Justice Odunga echoed the Kisya Investments case (supra) that the elaborate procedure is meant to give adequate notice to the Government to make arrangements to satisfy the decree and that it is not meant to relieve the Government of its obligations to satisfy the decrees and orders of the court.
In this case, I have earlier noted that in the further affidavit of the applicant, the decree and the certificate of order were served on the respondents on the 13th January 2020, and an affidavit regarding service was sworn by Aggrey Ongiri, the processer server. The Respondents’ instructed counsel, one Odhiambo Oronga Advocate who filled notice of appointment but never filed any reply to contest this application.
Whether an order of mandamus can lie; The scope of an order of mandamus was discussed in the decision of Republic =vs= Kenya National Examination Counsel ex parte Gathenji & Others, (1997) eKLR where it was held,
“The next issue we must deal is this ; what is the scope and efficacy of an order of mandamus?
The order of mandamus is of a most extensive remedial nature, and is, in form, a command issuing from High Court of Justice, directed to any person, corporation or inferior tribunal, requiring him or them to do some particular thing therein specified which appertains to his or their office and is in the nature of a public duty.
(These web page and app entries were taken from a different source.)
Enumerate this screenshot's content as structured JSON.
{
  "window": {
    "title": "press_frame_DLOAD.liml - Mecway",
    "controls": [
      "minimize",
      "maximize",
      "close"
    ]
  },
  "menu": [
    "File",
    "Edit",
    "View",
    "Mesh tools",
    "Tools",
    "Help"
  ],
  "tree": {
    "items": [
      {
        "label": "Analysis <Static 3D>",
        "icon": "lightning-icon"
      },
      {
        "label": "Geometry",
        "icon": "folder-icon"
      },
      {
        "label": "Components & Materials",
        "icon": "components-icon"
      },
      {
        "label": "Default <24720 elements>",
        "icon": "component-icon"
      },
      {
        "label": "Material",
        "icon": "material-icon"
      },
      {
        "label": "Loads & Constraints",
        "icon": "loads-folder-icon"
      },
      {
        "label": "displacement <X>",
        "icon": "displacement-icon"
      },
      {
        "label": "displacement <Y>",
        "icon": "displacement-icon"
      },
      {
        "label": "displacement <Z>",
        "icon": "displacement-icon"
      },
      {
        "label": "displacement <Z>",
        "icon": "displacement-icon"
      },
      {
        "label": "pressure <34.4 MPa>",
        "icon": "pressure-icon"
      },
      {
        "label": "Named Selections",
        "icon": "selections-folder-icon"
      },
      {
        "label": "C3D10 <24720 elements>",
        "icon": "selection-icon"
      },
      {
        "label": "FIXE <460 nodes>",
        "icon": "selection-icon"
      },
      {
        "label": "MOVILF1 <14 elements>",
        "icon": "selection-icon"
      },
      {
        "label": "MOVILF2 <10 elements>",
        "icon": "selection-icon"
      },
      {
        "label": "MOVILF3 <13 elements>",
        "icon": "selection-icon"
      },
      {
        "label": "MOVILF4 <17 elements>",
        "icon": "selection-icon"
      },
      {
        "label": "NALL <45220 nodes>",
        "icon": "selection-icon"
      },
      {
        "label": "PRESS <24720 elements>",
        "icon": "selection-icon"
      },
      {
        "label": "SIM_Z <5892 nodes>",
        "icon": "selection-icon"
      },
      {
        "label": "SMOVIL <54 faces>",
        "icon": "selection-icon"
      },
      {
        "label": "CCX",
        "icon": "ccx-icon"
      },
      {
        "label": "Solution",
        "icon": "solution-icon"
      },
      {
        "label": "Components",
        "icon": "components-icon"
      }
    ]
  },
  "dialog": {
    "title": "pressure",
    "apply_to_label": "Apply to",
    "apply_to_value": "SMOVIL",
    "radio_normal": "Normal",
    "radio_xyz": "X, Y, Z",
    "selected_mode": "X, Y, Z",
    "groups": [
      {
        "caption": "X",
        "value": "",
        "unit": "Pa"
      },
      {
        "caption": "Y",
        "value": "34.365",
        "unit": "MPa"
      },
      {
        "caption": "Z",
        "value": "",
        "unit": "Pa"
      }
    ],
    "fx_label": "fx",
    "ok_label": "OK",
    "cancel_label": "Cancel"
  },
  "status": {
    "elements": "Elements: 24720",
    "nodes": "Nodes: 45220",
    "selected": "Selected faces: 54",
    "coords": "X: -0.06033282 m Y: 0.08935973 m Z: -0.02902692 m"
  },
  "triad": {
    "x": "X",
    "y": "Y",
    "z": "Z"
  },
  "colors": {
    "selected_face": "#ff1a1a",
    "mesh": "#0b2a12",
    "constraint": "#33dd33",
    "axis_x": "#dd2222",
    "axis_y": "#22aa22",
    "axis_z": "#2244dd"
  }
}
Its purpose is to remedy the defects of justice and accordingly it will issue, to the end that justice may be done, in all cases where there is a specific legal right and no specific legal remedy for enforcing that right; and it may issue in cases where, although there is an alternative legal remedy, yet that mode of redress is less convenient, beneficial and effectual.”
In the instant case the applicant has demonstrated that she has a judgment against the County Government of Migori which the Respondents have failed to satisfy and it is only fair that the Respondents be compelled to perform their duty and pay the applicant.
In view of my analysis above, I am satisfied that the applicant has made a case for the grant of an order of mandamus and I hereby grant the same in terms of prayer (a) and (d) of the notice of motion dated 10/2/2020.
DATED, SIGNED and DELIVERED at MIGORI this 14th day of December 2020
Judgment delivered in open court and in the presence of: -
Ms. Okota for Applicant
Ms. Nyauke & Josephine Court Assistant